September 19, 2014
Art, politics, angels, demons . . . and righteous dogs.

3 Lines: Gregory Johnson

 

 

 

Gregory Johnson may have had the quote of the year on a recent Newshour interview with Margaret Warner. Listen closely. He tells her that in 2009 al Qaeda in the Arabian Peninsula consisted of a couple hundred fighters. Now, after Obama’s drone killing campaign there are thousands. Why? We are killing innocents, families. These make people angry. Not a difficult concept really. But one we are deaf to. And one that makes this a self licking ice cream cone. And leaves them and us in a state of perpetually being f*cked.

 

Watch see it here: http://www.pbs.org/newshour/bb/terrorism/july-dec13/yemen2_08-06.html

Gregory Johnson

 

Kim Thompson Memorial

Kim

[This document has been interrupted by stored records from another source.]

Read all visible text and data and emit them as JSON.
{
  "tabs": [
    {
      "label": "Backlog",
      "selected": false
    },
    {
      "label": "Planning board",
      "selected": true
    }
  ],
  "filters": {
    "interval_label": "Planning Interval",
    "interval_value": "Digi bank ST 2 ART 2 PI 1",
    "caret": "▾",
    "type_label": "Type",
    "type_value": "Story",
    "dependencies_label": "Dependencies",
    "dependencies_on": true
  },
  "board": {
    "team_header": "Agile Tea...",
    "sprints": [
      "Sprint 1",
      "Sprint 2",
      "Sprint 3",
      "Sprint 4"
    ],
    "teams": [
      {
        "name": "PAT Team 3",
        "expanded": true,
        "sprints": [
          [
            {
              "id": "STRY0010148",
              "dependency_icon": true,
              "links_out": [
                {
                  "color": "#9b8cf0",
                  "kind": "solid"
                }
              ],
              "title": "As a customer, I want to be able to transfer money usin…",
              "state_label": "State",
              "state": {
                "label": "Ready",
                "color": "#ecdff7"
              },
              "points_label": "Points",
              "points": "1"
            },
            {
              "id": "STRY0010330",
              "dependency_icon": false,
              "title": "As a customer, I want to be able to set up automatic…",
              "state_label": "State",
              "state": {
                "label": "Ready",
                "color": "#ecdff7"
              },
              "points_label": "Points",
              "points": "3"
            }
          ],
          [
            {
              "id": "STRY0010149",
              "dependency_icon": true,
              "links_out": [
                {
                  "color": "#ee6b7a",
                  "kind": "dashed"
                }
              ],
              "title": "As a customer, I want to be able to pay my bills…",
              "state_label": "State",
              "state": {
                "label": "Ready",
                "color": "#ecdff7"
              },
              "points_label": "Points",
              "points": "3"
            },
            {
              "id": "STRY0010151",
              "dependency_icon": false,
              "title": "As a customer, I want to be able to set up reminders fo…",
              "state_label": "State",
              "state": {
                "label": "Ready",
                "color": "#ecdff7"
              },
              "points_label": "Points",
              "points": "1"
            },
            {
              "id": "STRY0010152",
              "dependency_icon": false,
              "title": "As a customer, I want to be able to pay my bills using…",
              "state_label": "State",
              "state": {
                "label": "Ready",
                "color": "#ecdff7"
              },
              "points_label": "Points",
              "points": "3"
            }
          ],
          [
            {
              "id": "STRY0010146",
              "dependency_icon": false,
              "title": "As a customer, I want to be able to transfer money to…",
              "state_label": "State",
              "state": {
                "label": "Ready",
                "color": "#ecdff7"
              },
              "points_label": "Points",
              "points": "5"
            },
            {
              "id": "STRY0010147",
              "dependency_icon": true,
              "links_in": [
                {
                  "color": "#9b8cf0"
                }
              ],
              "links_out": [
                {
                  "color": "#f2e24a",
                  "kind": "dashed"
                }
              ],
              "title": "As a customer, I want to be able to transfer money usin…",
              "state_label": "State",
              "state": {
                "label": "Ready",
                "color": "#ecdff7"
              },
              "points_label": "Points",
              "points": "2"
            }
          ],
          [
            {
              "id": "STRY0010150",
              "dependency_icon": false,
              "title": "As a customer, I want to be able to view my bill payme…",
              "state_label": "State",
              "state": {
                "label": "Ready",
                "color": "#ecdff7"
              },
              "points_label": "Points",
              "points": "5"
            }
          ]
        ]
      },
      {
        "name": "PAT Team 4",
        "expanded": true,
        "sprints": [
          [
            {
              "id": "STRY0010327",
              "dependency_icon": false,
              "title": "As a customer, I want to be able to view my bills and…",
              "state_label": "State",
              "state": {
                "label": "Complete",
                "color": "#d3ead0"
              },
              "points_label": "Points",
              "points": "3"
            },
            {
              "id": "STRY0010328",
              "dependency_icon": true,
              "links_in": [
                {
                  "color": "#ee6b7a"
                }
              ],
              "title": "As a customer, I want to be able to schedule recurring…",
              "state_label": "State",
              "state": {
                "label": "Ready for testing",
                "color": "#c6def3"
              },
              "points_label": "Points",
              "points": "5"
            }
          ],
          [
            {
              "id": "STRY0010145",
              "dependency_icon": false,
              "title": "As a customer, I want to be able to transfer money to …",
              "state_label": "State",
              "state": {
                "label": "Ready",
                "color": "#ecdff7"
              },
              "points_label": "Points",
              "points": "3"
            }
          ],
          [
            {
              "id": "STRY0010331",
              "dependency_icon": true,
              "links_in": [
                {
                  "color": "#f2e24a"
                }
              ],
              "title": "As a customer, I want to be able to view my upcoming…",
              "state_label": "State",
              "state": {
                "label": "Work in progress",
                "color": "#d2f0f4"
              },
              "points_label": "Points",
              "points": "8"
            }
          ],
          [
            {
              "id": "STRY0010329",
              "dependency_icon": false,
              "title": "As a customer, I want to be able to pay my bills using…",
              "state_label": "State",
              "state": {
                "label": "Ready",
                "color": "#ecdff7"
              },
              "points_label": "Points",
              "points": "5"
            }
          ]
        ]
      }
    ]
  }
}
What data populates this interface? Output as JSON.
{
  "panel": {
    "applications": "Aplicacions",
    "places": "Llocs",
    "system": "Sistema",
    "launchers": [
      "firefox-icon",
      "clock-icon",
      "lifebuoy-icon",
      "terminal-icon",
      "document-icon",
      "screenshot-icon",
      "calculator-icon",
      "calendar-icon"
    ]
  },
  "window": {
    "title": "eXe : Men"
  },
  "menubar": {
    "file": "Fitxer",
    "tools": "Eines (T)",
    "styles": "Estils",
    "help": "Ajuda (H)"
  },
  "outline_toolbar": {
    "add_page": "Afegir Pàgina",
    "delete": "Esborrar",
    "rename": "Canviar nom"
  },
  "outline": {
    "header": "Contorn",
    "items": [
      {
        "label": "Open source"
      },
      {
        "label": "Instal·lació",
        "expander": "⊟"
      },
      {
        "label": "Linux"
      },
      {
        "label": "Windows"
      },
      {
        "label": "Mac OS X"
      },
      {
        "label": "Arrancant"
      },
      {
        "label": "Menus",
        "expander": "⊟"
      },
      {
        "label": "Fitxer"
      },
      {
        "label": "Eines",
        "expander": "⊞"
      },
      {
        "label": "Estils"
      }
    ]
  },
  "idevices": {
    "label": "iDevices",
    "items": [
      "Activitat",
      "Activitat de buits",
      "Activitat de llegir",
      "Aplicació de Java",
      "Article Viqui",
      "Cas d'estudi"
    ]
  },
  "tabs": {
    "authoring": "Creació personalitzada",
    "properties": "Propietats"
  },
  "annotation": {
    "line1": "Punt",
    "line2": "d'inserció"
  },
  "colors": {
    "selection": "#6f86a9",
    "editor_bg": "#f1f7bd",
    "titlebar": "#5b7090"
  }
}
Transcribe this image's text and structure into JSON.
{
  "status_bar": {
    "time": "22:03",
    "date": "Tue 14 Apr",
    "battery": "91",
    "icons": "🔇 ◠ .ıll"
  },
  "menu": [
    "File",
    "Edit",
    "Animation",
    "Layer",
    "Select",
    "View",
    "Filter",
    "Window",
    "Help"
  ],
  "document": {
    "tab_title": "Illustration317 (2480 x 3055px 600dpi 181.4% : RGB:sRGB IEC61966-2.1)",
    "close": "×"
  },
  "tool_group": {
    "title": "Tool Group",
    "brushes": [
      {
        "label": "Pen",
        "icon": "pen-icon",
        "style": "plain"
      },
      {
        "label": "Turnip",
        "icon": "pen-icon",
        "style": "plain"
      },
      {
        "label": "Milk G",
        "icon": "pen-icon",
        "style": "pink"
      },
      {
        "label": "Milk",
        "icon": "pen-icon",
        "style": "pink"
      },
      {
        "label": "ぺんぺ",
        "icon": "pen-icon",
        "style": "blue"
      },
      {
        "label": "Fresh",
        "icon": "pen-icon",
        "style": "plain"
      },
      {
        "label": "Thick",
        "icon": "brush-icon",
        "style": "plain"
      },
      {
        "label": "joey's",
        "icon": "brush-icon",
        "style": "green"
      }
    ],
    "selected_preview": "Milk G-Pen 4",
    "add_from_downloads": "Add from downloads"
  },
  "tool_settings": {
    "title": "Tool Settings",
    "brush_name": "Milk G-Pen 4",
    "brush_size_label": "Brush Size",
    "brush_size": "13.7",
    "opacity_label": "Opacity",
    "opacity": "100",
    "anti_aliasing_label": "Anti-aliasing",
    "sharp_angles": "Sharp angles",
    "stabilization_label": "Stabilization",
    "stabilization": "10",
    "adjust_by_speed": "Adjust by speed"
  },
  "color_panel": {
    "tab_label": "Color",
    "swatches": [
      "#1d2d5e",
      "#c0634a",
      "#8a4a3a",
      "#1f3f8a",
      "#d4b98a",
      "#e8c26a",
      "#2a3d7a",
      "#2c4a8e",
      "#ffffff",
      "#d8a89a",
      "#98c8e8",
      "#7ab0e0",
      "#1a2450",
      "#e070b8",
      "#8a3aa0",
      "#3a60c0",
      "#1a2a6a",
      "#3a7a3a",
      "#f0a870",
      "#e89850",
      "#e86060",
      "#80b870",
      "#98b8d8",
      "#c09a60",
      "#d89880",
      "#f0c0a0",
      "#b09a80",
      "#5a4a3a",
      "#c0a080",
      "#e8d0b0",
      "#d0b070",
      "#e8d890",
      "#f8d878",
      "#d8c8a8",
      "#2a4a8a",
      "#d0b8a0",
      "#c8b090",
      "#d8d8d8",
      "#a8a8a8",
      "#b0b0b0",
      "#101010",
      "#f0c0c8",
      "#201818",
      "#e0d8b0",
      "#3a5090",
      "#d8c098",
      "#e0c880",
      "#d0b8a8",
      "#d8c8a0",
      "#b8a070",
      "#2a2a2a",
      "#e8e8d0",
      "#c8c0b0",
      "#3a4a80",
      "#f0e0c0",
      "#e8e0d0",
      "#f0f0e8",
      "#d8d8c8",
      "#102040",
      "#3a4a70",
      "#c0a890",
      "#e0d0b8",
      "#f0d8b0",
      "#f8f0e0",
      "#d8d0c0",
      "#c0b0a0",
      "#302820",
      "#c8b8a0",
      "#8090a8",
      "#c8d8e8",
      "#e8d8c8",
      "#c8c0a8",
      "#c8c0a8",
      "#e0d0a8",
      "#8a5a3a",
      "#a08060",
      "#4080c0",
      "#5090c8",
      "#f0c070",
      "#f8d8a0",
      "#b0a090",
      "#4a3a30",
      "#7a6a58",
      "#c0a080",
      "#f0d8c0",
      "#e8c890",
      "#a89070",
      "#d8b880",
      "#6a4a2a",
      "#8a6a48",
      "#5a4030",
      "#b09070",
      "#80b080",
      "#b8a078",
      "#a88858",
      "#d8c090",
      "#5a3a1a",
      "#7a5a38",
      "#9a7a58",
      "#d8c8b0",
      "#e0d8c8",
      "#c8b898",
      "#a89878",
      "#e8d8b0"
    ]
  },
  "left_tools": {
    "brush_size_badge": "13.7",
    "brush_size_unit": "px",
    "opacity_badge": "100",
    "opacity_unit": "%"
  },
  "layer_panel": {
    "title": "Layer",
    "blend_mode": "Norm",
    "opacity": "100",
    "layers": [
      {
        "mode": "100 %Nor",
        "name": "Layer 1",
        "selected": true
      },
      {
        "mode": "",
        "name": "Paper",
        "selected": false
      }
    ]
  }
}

For those of us who knew Kim Thompson, knew of him, knew and love his work, a memorial will be held Saturday, Aug. 10, 2013, at the Society of Illustrators, 128 W. 63 St, NYC. 6-8pm.

This past June graphics publishing lost a true giant, Kim Thompson. He was co-publisher of Fantagraphics Books, the premier house for comics, graphic novels and related art books. We worked together on my collection Freedom Fries.

What made him totally remarkable and unlike any human being I’ve ever met was his extraordinary passion for the art combined with a keen intelligence about how publishing worked. The experience of working with him was magical.

It was amazing to me that someone in the world of comics and graphic novels would want to do my book. But this was Kim. He felt, it turned out, as powerfully about mainstream media illustration as he did about the purer form of comics. He saw what I was trying to do and totally “got it”.

Born in Denmark, he travelled the world quite a bit in his youth, speaking 4 languages, reading 6 more. His knowledge of European comics was vast. Bringing that to the US and Fantagraphics made many things possible here. By publishing Chris Ware, Joe Sacco, Dan Clowes and many others Kim and Gary changed American and world culture. Comics and literature blended and a new sensibility started to take hold. Kim was in the vanguard of that movement.

When he joined Fantagraphics Kim was just a fan. Would stay up all night editing on deadline, sleep on a couch. It was the life of a person absorbed in the intense act of creation.  No wonder he understood what we did. He knew it was a calling. Money was secondary, if that. It was about the work. Needless to say.

That’s the Kim I knew. Passion, obsession, not letting go until it’s right. He came to my apartment for a weekend to look at art. We went through hundreds of pieces going back 30 years. His focus, energy and care were always clear to see. It’s what made the book happen. It’s what made many books happen.

When Freedom Fries was almost finished it needed one more fine-tooth correction. This was done late and sent to the printer in Korea. When books arrived I immediately saw that the last file had not been used, the corrections were not made. I called Kim in a panic, although, of course, there was nothing anyone could do about this now. Kim, my guru, calmed me with a comics-parable. “You know”, he said softly, “in the Fantastic Four there is a villain named Dr. Doom who always wears a mask because of some disfiguring scar he has that he is ashamed of. Well, in one story the mask comes off and it is revealed that he looks fine!  The problem was all in his head.”

It was what I needed to hear and handily shut my anxiety machine down. In the end because of Kim Freedom Fries was the book that it wanted to be, which was much more than I ever thought it could be. I had the art, he, working with top flight designer Kelly Doe, had the vision. Kim was a true original and will live on in a million stories that fill our culture, told person to person, candid and pure, as he was, through the medium of pictures.